Artificial Intelligence (AI) is increasingly influencing every aspect of our lives. But trust in these systems, which is critical to their widespread adoption in society, is an issue that still needs to be addressed.
AI is being used to make decisions, from whether a bank loan is approved to suggesting the next thing to watch on Netflix. It can make these decisions quickly and efficiently after learning from huge amounts of data.
However, while using AI would seem to eradicate human bias, there have been multiple high-profile cases where AI-based decisions adversely affected individuals or groups.
We have seen concern around algorithms used for predicting Irish Leaving Cert results.
Facial recognition software has also come in for scrutiny for issues with racial bias. We have seen IBM exploring how it can develop tools to ensure online advertising algorithms do not only show ads to particular groups – such as men or wealthy people.
In the US, it was claimed that the algorithm ‘Compas’, which is used to determine whether defendants awaiting trail are too dangerous to be released on bail, is biased against black people.

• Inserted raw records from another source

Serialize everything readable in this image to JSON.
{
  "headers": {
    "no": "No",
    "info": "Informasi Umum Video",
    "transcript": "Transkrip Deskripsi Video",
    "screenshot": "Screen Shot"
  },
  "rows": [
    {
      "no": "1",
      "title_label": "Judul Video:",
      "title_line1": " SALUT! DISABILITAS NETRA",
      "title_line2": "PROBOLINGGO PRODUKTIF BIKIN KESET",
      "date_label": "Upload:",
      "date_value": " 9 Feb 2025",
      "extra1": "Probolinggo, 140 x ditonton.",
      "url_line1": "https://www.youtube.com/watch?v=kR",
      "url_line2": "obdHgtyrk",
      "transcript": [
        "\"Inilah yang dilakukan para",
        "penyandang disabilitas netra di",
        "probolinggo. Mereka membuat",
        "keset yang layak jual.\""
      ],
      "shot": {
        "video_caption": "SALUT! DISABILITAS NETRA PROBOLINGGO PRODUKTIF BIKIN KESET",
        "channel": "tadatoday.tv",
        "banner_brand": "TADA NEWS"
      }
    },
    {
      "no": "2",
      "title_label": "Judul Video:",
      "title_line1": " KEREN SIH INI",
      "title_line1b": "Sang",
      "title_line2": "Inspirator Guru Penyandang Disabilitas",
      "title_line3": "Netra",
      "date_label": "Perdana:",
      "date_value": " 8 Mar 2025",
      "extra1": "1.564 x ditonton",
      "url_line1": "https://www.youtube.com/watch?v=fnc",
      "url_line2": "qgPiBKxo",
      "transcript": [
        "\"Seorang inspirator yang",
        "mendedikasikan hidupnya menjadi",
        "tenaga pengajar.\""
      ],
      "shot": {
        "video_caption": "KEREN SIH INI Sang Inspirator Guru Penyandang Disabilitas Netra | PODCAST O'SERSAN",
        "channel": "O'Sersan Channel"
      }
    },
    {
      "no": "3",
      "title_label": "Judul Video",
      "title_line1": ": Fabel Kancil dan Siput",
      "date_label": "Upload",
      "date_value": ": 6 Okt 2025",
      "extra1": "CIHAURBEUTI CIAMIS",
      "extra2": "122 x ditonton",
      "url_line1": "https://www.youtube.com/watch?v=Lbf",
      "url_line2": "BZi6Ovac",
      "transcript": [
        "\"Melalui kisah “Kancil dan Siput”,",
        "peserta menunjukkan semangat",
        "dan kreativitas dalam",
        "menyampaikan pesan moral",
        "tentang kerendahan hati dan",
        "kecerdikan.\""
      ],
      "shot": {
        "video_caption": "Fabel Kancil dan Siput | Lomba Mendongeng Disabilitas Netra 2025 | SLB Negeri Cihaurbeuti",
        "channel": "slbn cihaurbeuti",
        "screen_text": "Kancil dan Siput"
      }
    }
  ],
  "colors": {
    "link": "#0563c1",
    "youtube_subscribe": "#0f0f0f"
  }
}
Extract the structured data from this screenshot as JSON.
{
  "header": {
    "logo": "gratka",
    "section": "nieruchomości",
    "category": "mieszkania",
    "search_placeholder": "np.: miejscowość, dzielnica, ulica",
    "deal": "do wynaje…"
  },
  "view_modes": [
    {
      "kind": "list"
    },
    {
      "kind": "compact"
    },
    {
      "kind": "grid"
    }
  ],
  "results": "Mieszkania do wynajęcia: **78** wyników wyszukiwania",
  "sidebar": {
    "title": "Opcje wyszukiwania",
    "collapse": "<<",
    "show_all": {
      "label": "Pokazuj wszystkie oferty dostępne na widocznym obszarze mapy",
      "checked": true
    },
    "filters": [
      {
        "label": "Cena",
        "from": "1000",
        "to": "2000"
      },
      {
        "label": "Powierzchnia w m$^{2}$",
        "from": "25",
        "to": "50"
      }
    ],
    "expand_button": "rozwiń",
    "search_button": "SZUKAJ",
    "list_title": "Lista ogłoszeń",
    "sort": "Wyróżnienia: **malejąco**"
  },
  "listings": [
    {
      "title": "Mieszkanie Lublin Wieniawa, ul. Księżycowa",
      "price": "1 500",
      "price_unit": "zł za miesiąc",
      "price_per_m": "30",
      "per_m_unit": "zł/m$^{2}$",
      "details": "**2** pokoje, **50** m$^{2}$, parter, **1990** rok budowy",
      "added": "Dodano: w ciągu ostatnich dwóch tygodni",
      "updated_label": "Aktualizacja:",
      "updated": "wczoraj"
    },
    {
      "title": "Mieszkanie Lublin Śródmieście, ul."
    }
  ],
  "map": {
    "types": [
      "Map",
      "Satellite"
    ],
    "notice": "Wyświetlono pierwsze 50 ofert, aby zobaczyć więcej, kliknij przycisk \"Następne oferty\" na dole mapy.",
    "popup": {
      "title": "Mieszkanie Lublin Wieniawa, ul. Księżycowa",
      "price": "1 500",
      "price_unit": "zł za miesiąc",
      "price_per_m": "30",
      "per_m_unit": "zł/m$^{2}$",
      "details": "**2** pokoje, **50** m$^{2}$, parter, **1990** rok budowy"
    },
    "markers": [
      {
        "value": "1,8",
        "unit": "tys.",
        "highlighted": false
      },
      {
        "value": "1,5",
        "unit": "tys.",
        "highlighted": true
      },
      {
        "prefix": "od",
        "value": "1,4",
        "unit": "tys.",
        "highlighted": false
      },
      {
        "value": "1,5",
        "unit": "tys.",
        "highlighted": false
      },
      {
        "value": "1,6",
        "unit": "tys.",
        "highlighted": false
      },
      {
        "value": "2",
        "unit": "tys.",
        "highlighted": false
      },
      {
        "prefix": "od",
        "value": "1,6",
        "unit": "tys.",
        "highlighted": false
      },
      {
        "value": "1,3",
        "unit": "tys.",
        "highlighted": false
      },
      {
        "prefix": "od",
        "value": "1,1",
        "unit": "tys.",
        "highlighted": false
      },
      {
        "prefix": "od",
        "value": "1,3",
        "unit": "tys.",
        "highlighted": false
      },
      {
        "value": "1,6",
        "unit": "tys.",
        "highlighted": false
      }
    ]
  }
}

This AI bias is one of the reasons why people are questioning their trust in AI systems, with many consumers not convinced that their data is being used in a fair and transparent way. And these are among the issues I have been looking at during my current research for CeADAR, Ireland’s Centre for Applied AI (with industry partner Idiro Analytics) which involves auditing algorithms to detect bias using socio-demographic data.
From its public consultation on the proposed European Commission Artificial Intelligence Act, the European Commission has opted for a mandatory, regulatory framework for high-risk AI systems. AI areas considered to be high-risk include medical devices, financial services, education, employment and law enforcement as well as critical infrastructure such as transportation, water, gas and electricity.

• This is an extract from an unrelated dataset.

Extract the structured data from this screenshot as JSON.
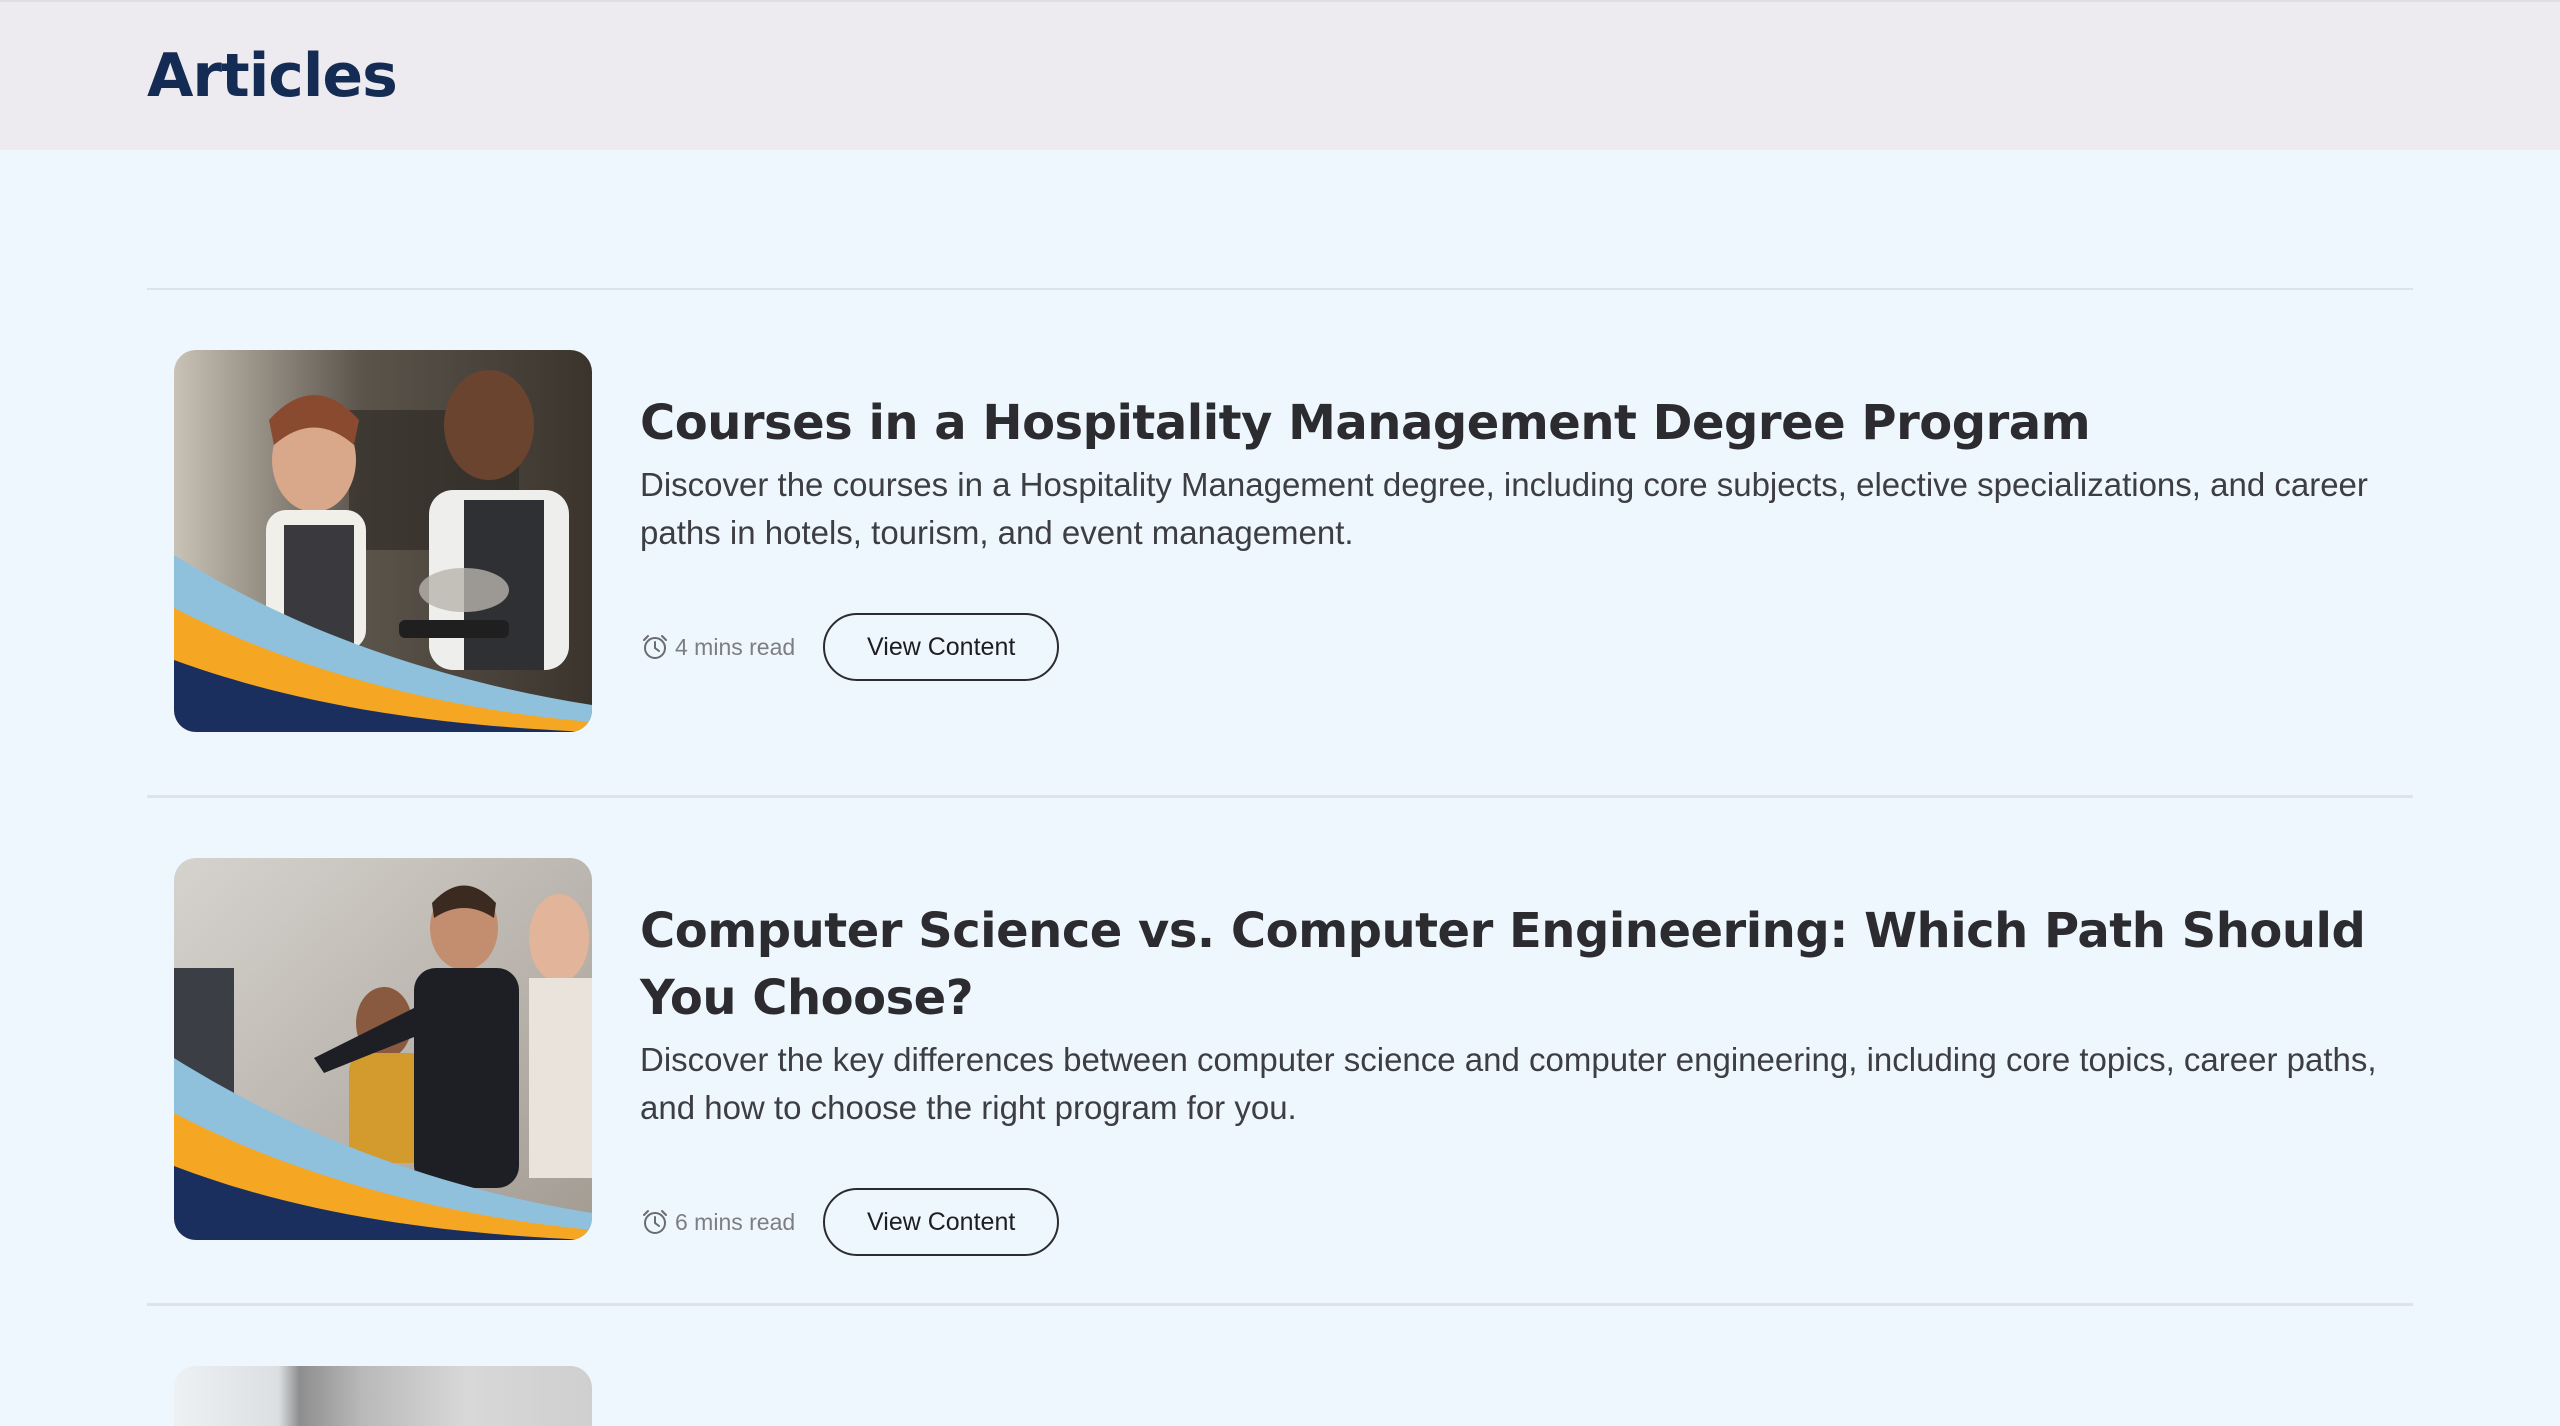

Providers of such systems will have to undergo a conformity assessment and the system will have to bear the CE mark before being placed on the market in the EU.

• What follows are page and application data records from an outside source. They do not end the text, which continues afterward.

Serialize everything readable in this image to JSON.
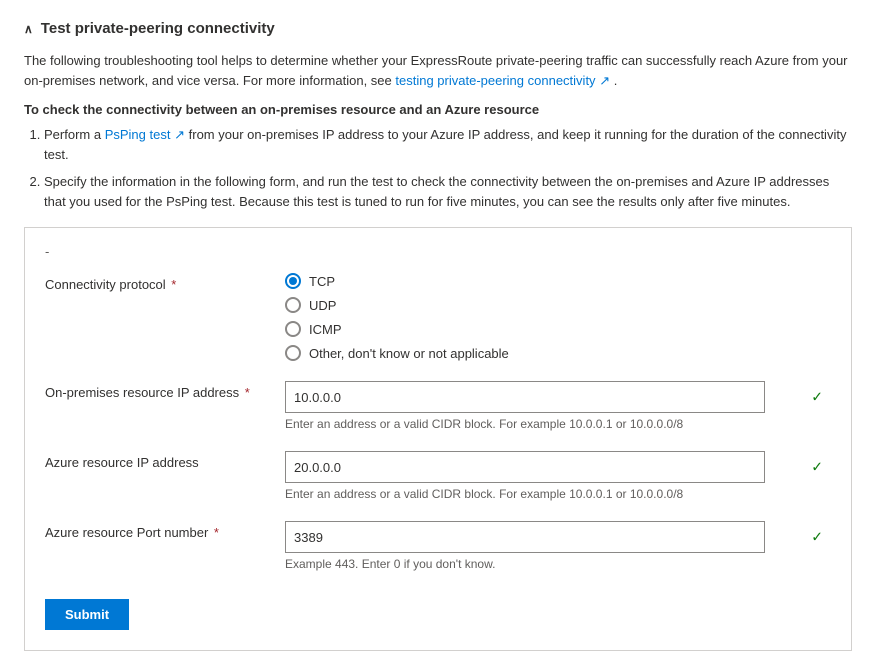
{
  "page": {
    "section_title": "Test private-peering connectivity",
    "description1": "The following troubleshooting tool helps to determine whether your ExpressRoute private-peering traffic can successfully reach Azure from your on-premises network, and vice versa. For more information, see",
    "link_text": "testing private-peering connectivity",
    "description1_end": ".",
    "bold_header": "To check the connectivity between an on-premises resource and an Azure resource",
    "step1_part1": "Perform a",
    "step1_link1": "PsPing test",
    "step1_part2": "from your on-premises IP address to your Azure IP address, and keep it running for the duration of the connectivity test.",
    "step2": "Specify the information in the following form, and run the test to check the connectivity between the on-premises and Azure IP addresses that you used for the PsPing test. Because this test is tuned to run for five minutes, you can see the results only after five minutes.",
    "dash": "-",
    "form": {
      "connectivity_protocol_label": "Connectivity protocol",
      "protocol_options": [
        "TCP",
        "UDP",
        "ICMP",
        "Other, don't know or not applicable"
      ],
      "protocol_selected": "TCP",
      "on_premises_label": "On-premises resource IP address",
      "on_premises_value": "10.0.0.0",
      "on_premises_hint": "Enter an address or a valid CIDR block. For example 10.0.0.1 or 10.0.0.0/8",
      "azure_ip_label": "Azure resource IP address",
      "azure_ip_value": "20.0.0.0",
      "azure_ip_hint": "Enter an address or a valid CIDR block. For example 10.0.0.1 or 10.0.0.0/8",
      "port_label": "Azure resource Port number",
      "port_value": "3389",
      "port_hint": "Example 443. Enter 0 if you don't know.",
      "submit_label": "Submit"
    }
  }
}
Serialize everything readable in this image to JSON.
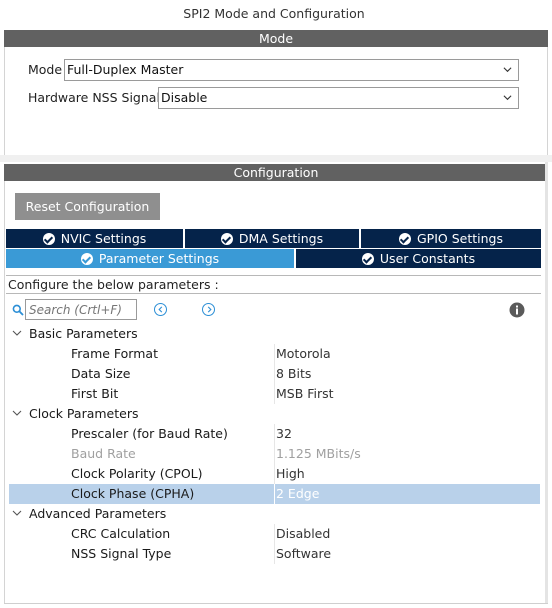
{
  "window": {
    "title": "SPI2 Mode and Configuration"
  },
  "mode_section": {
    "header": "Mode",
    "mode_label": "Mode",
    "mode_value": "Full-Duplex Master",
    "nss_label": "Hardware NSS Signal",
    "nss_value": "Disable"
  },
  "config_section": {
    "header": "Configuration",
    "reset_button": "Reset Configuration",
    "tabs_top": [
      {
        "label": "NVIC Settings",
        "active": false
      },
      {
        "label": "DMA Settings",
        "active": false
      },
      {
        "label": "GPIO Settings",
        "active": false
      }
    ],
    "tabs_bottom": [
      {
        "label": "Parameter Settings",
        "active": true
      },
      {
        "label": "User Constants",
        "active": false
      }
    ],
    "instruction": "Configure the below parameters :",
    "search_placeholder": "Search (Crtl+F)"
  },
  "param_groups": [
    {
      "name": "Basic Parameters",
      "params": [
        {
          "name": "Frame Format",
          "value": "Motorola"
        },
        {
          "name": "Data Size",
          "value": "8 Bits"
        },
        {
          "name": "First Bit",
          "value": "MSB First"
        }
      ]
    },
    {
      "name": "Clock Parameters",
      "params": [
        {
          "name": "Prescaler (for Baud Rate)",
          "value": "32"
        },
        {
          "name": "Baud Rate",
          "value": "1.125 MBits/s",
          "disabled": true
        },
        {
          "name": "Clock Polarity (CPOL)",
          "value": "High"
        },
        {
          "name": "Clock Phase (CPHA)",
          "value": "2 Edge",
          "selected": true
        }
      ]
    },
    {
      "name": "Advanced Parameters",
      "params": [
        {
          "name": "CRC Calculation",
          "value": "Disabled"
        },
        {
          "name": "NSS Signal Type",
          "value": "Software"
        }
      ]
    }
  ],
  "colors": {
    "section_header": "#616161",
    "tab_inactive": "#05234a",
    "tab_active": "#3a9ad6",
    "row_selected": "#b9d1ea",
    "icon_blue": "#2c8fd6"
  }
}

Non-compliance will come at a heavy price. Fines could go as high as €30m or 6pc of total worldwide annual turnover, depending on which is higher.
But it is believed that providers of non-high-risk AI systems will only have to follow a voluntary code of conduct. The European Parliament and the Council of Europe could ratify the final text of this proposed legislation as early as this year. If it is adopted, it will immediately come into law in all EU countries.
What is being attempted requires striking balances between trade-offs such as regulation and innovation for AI system providers as well as transparency and privacy for people affected by these AI systems.
It is not an easy task but, with this draft legislation, the EU is looking to become the global leader in trustworthy, ethical and more human-centred AI.
However, I believe the legislation might struggle to be effective coexisting alongside other legislation. For example, the regulation of social media is to be handled separately within the Digital Services Act despite the prominent use of AI on its platforms.
I also question the ability of regulators to police the act. Who would be in charge of making sure the act is adhered to in each country and do they have the staff and resources to take on such a momentous task?
Even still, passing this legislation would show citizens that their privacy is being respected and that all data is not being mined just for profit. It would also give people a sense that their data is being used in a fair and transparent way and, if it is not, they will have recourse to challenge those decisions – for example if an application for a bank loan were to be rejected.
On balance, there is a genuine need for this legislation in order to bring humans back to the centre of AI.
Dr Adrian Byrne is a Marie Skłodowska-Curie Career-Fit Plus fellow at Ireland’s Centre for Applied AI. He is also lead researcher, AI Ethics Centre, Idiro Analytics.